(Raw data begins)

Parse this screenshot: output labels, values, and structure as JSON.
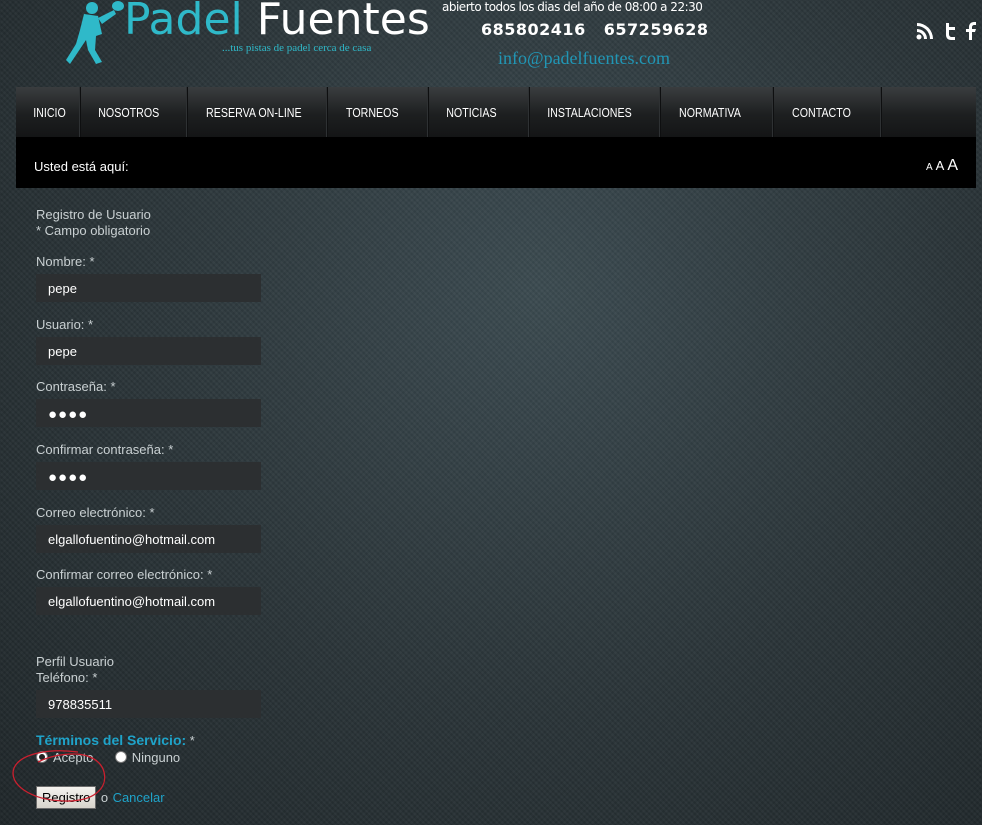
{
  "header": {
    "brand_word1": "Padel",
    "brand_word2": "Fuentes",
    "tagline": "...tus pistas de padel cerca de casa",
    "hours": "abierto todos los dias del año de 08:00 a 22:30",
    "phone1": "685802416",
    "phone2": "657259628",
    "email": "info@padelfuentes.com",
    "social_icons": [
      "rss-icon",
      "twitter-icon",
      "facebook-icon"
    ]
  },
  "nav": {
    "items": [
      "INICIO",
      "NOSOTROS",
      "RESERVA ON-LINE",
      "TORNEOS",
      "NOTICIAS",
      "INSTALACIONES",
      "NORMATIVA",
      "CONTACTO"
    ]
  },
  "breadcrumb": {
    "label": "Usted está aquí:",
    "font_sizes": [
      "A",
      "A",
      "A"
    ]
  },
  "form": {
    "title": "Registro de Usuario",
    "required_note": "* Campo obligatorio",
    "nombre_label": "Nombre:",
    "nombre_value": "pepe",
    "usuario_label": "Usuario:",
    "usuario_value": "pepe",
    "password_label": "Contraseña:",
    "password_mask": "●●●●",
    "confirm_password_label": "Confirmar contraseña:",
    "confirm_password_mask": "●●●●",
    "email_label": "Correo electrónico:",
    "email_value": "elgallofuentino@hotmail.com",
    "confirm_email_label": "Confirmar correo electrónico:",
    "confirm_email_value": "elgallofuentino@hotmail.com",
    "profile_section": "Perfil Usuario",
    "phone_label": "Teléfono:",
    "phone_value": "978835511",
    "terms_label": "Términos del Servicio:",
    "accept_label": "Acepto",
    "decline_label": "Ninguno",
    "submit_label": "Registro",
    "or_text": "o",
    "cancel_label": "Cancelar",
    "required_mark": "*"
  },
  "colors": {
    "accent": "#1fa3c9",
    "brand": "#2fb9c9",
    "annotation": "#cc1f2e"
  }
}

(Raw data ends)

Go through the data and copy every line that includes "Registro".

    "title": "Registro de Usuario",
    "submit_label": "Registro",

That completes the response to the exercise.